KIDS will be kids. This was said to me both by Manchester's King David
Schools chairman of trustees Joshua Rowe in relation to alleged
"frummy" bullying at his schools and by a leading member of the city's
Orthodox community in relation to name calling by chassidic kids of
their non-chassidic counterparts and vice-versa.|
argument just does not hold. If you can't do anything about kids'
behaviour then why do charedim go to such lengths to control it by
censoring almost everything else they do, from their access to books
and the Internet, contact with the opposite sex and the hechsherim of
the products they are allowed to eat?
it be right for a kid from a charedi home to be prohibited from eating
Beth Din rather than Kedassiah and Badatz products and yet be allowed
to name-call Jews with different degrees of religious observance to
and teachers can certainly impose boundaries when they choose and can
also be exceptionally good at turning a blind eye when they so desire.
it does not surprise me to learn that charedi children name-call other
kids different from themselves when they are brought up in such an
elitist and exclusivist environment with little or no positive exposure
to people different from themselves.
pupils in a mainstream school like Manchester's KD, which is governed
by local authority anti-bullying and anti-discrimination policies and
which is exposed to our country's current zero-tolerance of
discrimination attitude, should know better.
read about the allegations of the "frummy germs" tag game as I was
re-reading Mila 18 to mark the 70th anniversary of the Warsaw Ghetto
Uprising. The Nazis' excuse for herding Jews into ghettoes and
"de-lousing" them was that they were dirty and infectious.

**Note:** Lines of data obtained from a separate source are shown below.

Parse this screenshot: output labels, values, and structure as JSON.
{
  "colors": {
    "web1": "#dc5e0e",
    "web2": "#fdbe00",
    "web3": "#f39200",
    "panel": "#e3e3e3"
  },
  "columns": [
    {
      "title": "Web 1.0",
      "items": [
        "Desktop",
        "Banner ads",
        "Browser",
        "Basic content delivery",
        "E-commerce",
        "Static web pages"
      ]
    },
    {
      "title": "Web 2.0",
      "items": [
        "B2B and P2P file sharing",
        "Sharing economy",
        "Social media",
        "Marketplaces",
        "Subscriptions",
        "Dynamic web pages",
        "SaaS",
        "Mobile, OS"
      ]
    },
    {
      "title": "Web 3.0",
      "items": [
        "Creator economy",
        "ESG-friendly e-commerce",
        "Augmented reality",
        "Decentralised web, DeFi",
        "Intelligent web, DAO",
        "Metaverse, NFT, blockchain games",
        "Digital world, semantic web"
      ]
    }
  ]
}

Can we really look on with impunity at Jewish kids playing games which target other Jews less religious than themselves?
bad enough that Jerusalem's holy Kotel is polluted by internecine
warfare between Jews of different persuasions. Do we really have to
import such disunity into Manchester?
Because, make no mistake, if childish behaviour is not checked these kids will grow up to be dangerously bigoted adults.
ALTERNATIVE psychological methods are becoming all the rage, particularly among charedi women.
London, Liverpool-born Rabbi Shaul Rosenblatt has a massive following
for his Innate Health sessions which have given a Jewish touch to this
new American approach to wellbeing.
when Brighton-based Emotional Freedom Technique practitioner Dr
Shoshana Garfield recently went to Manchester to give a two-day crash
course in EFT tapping training, there was an excellent turnout,
particularly of sheitel-topped women. What is it which attracts these
mainly mothers of large families to these new therapeutic methods?
I suggest that Jews, in general, are more into psychology than other
members of these isles because they tend to take their problem
seriously, rather than drowning them in drink?
Maybe that's why Americans, who have stricter anti-drinking laws than us, are so much more into going to shrinks.
women, too, with their education focusing upon perfecting their
character traits, take their own attaining of midot (good qualities)
and the upbringing of their children seriously and are fascinated by
any method which might help them in this goal.
less trivial distractions of TV and Internet, not to say booze, than
the rest of the population, they are thirsting for any tool which will
help them in their self-knowledge and ability to help members of their
families and communities.
This is all to the good and could be an example to other communities.
SEPARATE seating is a must at all charedi events.
can be a boon for the single woman who is not noticeable for her lack
of husband or an annoyance because it's hard to strike up a
conversation with your elderly uncle on the other side of the mechitsa
or to let your husband know you want to take the kids home.
But Jewish-wise, they are never considered a security threat.
to say, the same is not true on campus where events with separate
seating, which breach equality legislation for non-religious public
places, are linked with incitement to violence by extremist Muslim
speakers at universities who are often protected by the right to
freedom of speech.
those worried about the disturbing trend of growing Muslim extremism on
campus it could possibly be easier to clamp down on the sexual
segregation issue than the freedom of speech one.
this really were implemented, then it could perhaps negatively affect
charedi events, not on campus because charedim tend to shun
universities but in other public places where they might hold meetings
or simchot, which would be a shame.